1.  Generous support of the people and government

Myanmar people strongly support Buddhism. Since the Bagan period, Myanmar kings supported Buddhism and until today. the government is still supporting it enthusiastically.  Beside the government, the contribution of Myanmar devotees is unsurpassable for the development of Buddhism in Myanmar. Therefore, generous support of the people and government is also one the reasons for the meditation movement in Myanmar.

            On meditation technique there is a famous maxim of the Myanmar people on meditation masters and techniques. That is slogan on famous insight meditation and their efficiency as forwarded by the people.  For preaching, the Mogok method is well-known.  For guided meditation, the Mahāsi method is the best. Mingun is famous for (analyzing through ultimate reality) characteristics. For teaching Dhamma, Ñāṇacāgī is best. For meticulous referencing, Catu (Catubhammika) is preeminent. For precision, Katheitwain  is well-known. For control (controlling the mind), Monyin is the leader. Teingu is for endeavouring and for clearance is Ledi. This may true for some but not for others. However, it is believed that according to meditators' experiences, this slogan is used in Myanmar society.

            The revival of Buddhist meditation from early 20th century became popular not only to the silent meditators but also among the people in Myanmar in general. In Buddhism nothing conditions without anything. Hence, the revival of meditation movement has many conditions that eventually made interest to the people. Thus, it has been flourishing until today.

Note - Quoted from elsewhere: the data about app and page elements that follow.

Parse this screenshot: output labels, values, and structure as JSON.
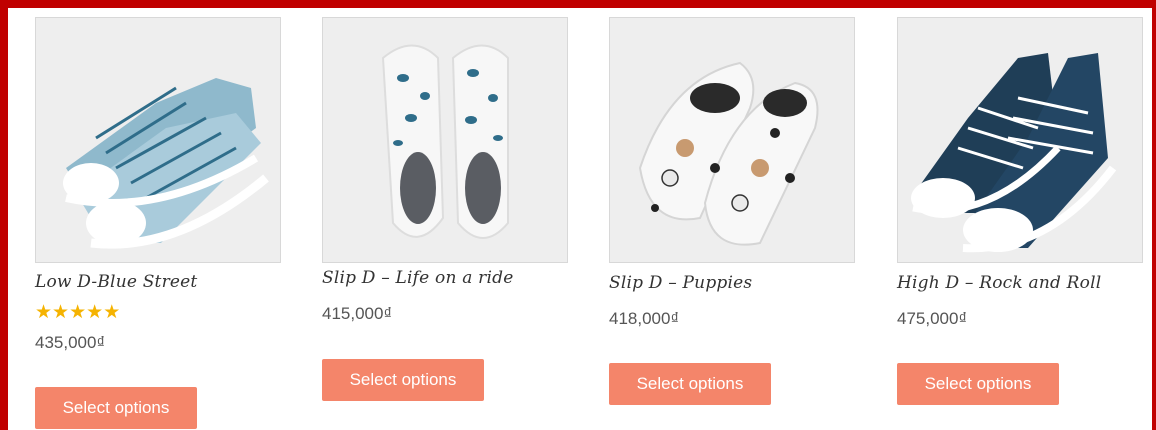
{
  "colors": {
    "frame": "#c00000",
    "button": "#f4856a",
    "star": "#f5b301"
  },
  "products": [
    {
      "name": "Low D-Blue Street",
      "rating_stars": 5,
      "price": "435,000₫",
      "button": "Select options"
    },
    {
      "name": "Slip D – Life on a ride",
      "price": "415,000₫",
      "button": "Select options"
    },
    {
      "name": "Slip D – Puppies",
      "price": "418,000₫",
      "button": "Select options"
    },
    {
      "name": "High D – Rock and Roll",
      "price": "475,000₫",
      "button": "Select options"
    }
  ]
}
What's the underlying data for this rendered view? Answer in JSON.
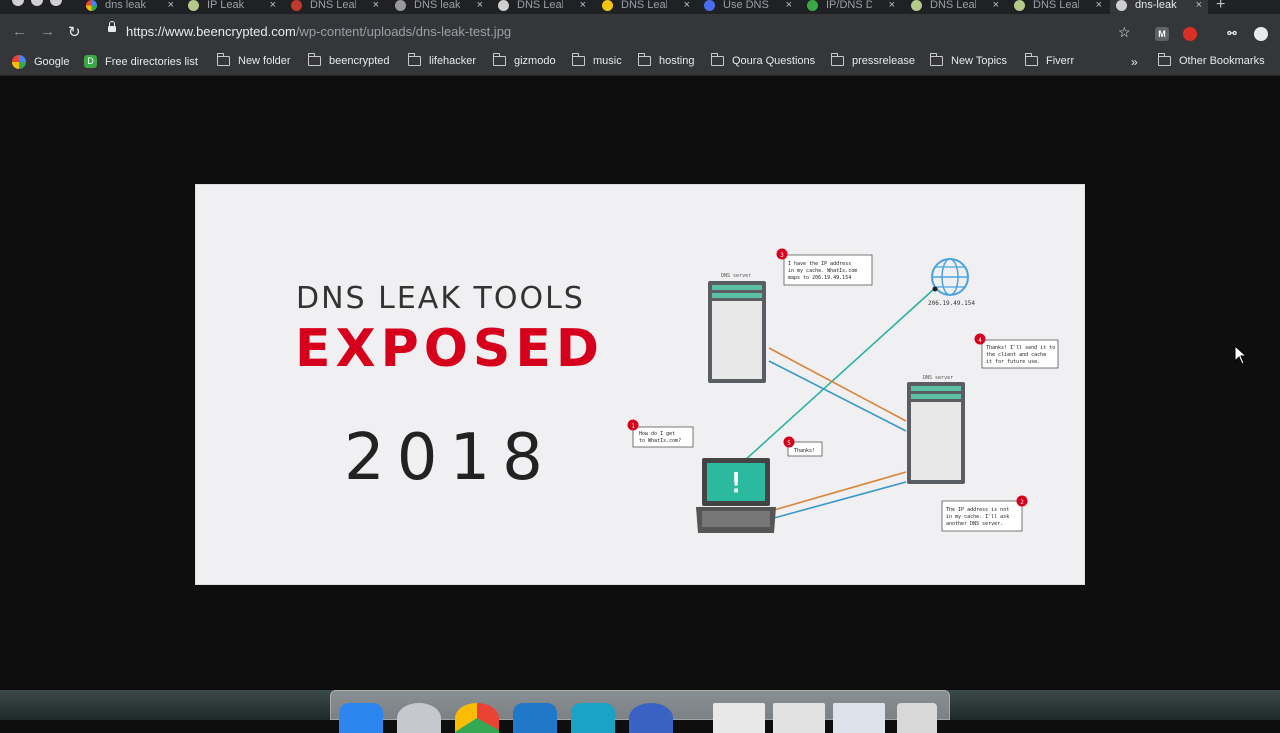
{
  "browser": {
    "tabs": [
      {
        "title": "dns leak",
        "favicon": "google-icon",
        "active": false
      },
      {
        "title": "IP Leak",
        "favicon": "shield-icon",
        "active": false
      },
      {
        "title": "DNS Leak",
        "favicon": "red-shield-icon",
        "active": false
      },
      {
        "title": "DNS leak",
        "favicon": "tool-icon",
        "active": false
      },
      {
        "title": "DNS Leak",
        "favicon": "page-icon",
        "active": false
      },
      {
        "title": "DNS Leak",
        "favicon": "lightning-icon",
        "active": false
      },
      {
        "title": "Use DNS",
        "favicon": "blue-icon",
        "active": false
      },
      {
        "title": "IP/DNS D",
        "favicon": "green-icon",
        "active": false
      },
      {
        "title": "DNS Leak",
        "favicon": "shield-icon",
        "active": false
      },
      {
        "title": "DNS Leak",
        "favicon": "shield-icon",
        "active": false
      },
      {
        "title": "dns-leak",
        "favicon": "page-icon",
        "active": true
      }
    ],
    "address": {
      "host": "https://www.beencrypted.com",
      "path": "/wp-content/uploads/dns-leak-test.jpg"
    },
    "bookmarks": [
      {
        "label": "Google",
        "icon": "google-icon"
      },
      {
        "label": "Free directories list",
        "icon": "directory-icon"
      },
      {
        "label": "New folder",
        "icon": "folder-icon"
      },
      {
        "label": "beencrypted",
        "icon": "folder-icon"
      },
      {
        "label": "lifehacker",
        "icon": "folder-icon"
      },
      {
        "label": "gizmodo",
        "icon": "folder-icon"
      },
      {
        "label": "music",
        "icon": "folder-icon"
      },
      {
        "label": "hosting",
        "icon": "folder-icon"
      },
      {
        "label": "Qoura Questions",
        "icon": "folder-icon"
      },
      {
        "label": "pressrelease",
        "icon": "folder-icon"
      },
      {
        "label": "New Topics",
        "icon": "folder-icon"
      },
      {
        "label": "Fiverr",
        "icon": "folder-icon"
      }
    ],
    "overflow_label": "»",
    "other_bookmarks": "Other Bookmarks",
    "extension_m": "M"
  },
  "image": {
    "line1": "DNS LEAK TOOLS",
    "line2": "EXPOSED",
    "line3": "2018",
    "accent_color": "#d6001c",
    "diagram": {
      "dns_server_label": "DNS server",
      "ip": "206.19.49.154",
      "bubble1_num": "1",
      "bubble1_l1": "How do I get",
      "bubble1_l2": "to WhatIs.com?",
      "bubble2_num": "2",
      "bubble2_l1": "The IP address is not",
      "bubble2_l2": "in my cache. I'll ask",
      "bubble2_l3": "another DNS server.",
      "bubble3_num": "3",
      "bubble3_l1": "I have the IP address",
      "bubble3_l2": "in my cache. WhatIs.com",
      "bubble3_l3": "maps to 206.19.49.154",
      "bubble4_num": "4",
      "bubble4_l1": "Thanks! I'll send it to",
      "bubble4_l2": "the client and cache",
      "bubble4_l3": "it for future use.",
      "bubble5_num": "5",
      "bubble5_l1": "Thanks!",
      "laptop_mark": "!"
    }
  }
}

            The present meditation traditions claim that their methods were handed down from different teachers. However, from a historical point of view, there are only two main meditation traditions, namely Ledi Sayadaw and Mingun Jetawan Sayadaw. Even though they were handed down from the same lineage, they have changed in their own ways by later disciples among the living meditation traditions until today. Another interesting point it comes to the conclusion is that there are no records on popular Buddhist meditation practices in Myanmar before early 20th century.
Consulted Sources
Houtman, Gustaaf. "Traditions of Buddhist practice in Burma. PhD thesis (unpublished)." London: School of Oriental and African Studies, 1990.
Ling, Trevor. Buddhism, Imperialism and War. London: George Allen & Unwin, June 1979.
Sīlānandabhivaṃsa, Ashin. Biography of the Most Venerable Mahāsi Sayadaw. Translated by U Min Swe. Selangor: Selangor Buddhist Vipassana Meditation Society, 2009.
Daw Nimala, “Various ways of Dealing with Sensation by Different Meditation Tradition in Myanmar,” Theravāda. First Conference,     Conference Volume (2007): 178.
http://atbu.org/files/Sayalay%20Nimala.pdf retrieved on 2/12/2012.
Ling, Trevor, Buddhism, Imperialism and War, Sydney:  Allen & Unwin, 1979.